▶ _WORK ITEM_:
What lines in the listing include "verified"? Return a copy of each.
----- RECORDS SUPPLIED -----
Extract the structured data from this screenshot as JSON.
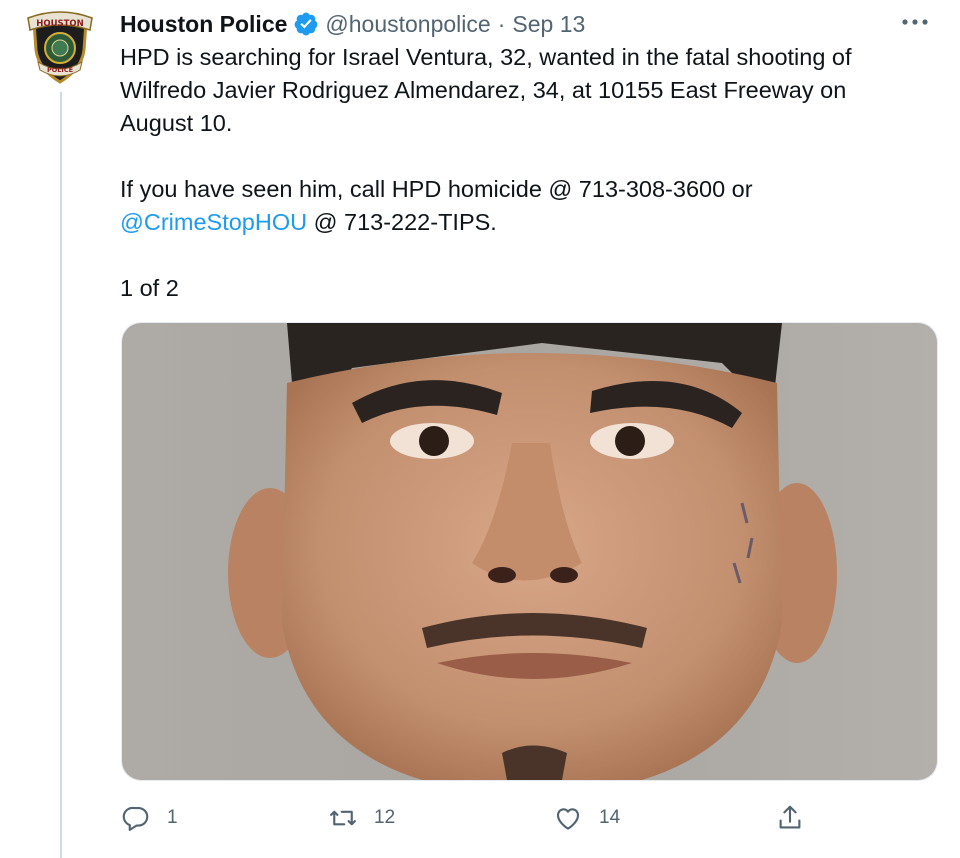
{
  "account": {
    "display_name": "Houston Police",
    "handle": "@houstonpolice",
    "separator": "·",
    "date": "Sep 13",
    "avatar_badge_top": "HOUSTON",
    "avatar_badge_bottom": "POLICE"
  },
  "tweet": {
    "line_1": "HPD is searching for Israel Ventura, 32, wanted in the fatal shooting of",
    "line_2": "Wilfredo Javier Rodriguez Almendarez, 34, at 10155 East Freeway on",
    "line_3": "August 10.",
    "line_4_prefix": "If you have seen him, call HPD homicide @ 713-308-3600 or",
    "mention": "@CrimeStopHOU",
    "line_5_suffix": " @ 713-222-TIPS.",
    "thread_counter": "1 of 2"
  },
  "actions": {
    "reply_count": "1",
    "retweet_count": "12",
    "like_count": "14"
  },
  "icons": {
    "verified": "verified-badge-icon",
    "more": "more-options-icon",
    "reply": "reply-icon",
    "retweet": "retweet-icon",
    "like": "heart-icon",
    "share": "share-icon"
  },
  "colors": {
    "text": "#0f1419",
    "secondary_text": "#536471",
    "link": "#1d9bf0",
    "verified": "#1d9bf0",
    "thread_line": "#cfd9de"
  }
}
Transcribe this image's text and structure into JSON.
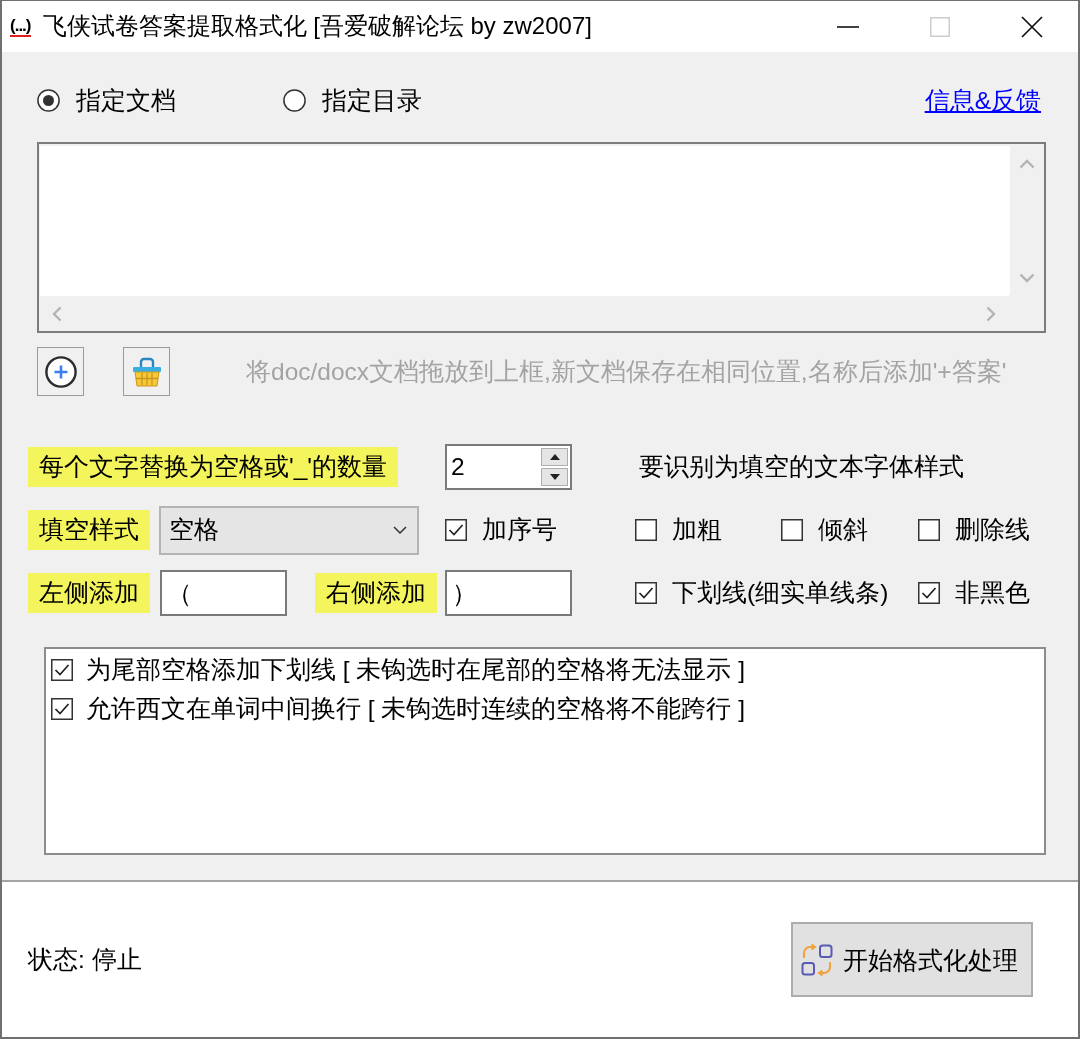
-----
▶ _RESULT OF THIS TASK_:
    "verified": "verified-badge-icon",
    "verified": "#1d9bf0",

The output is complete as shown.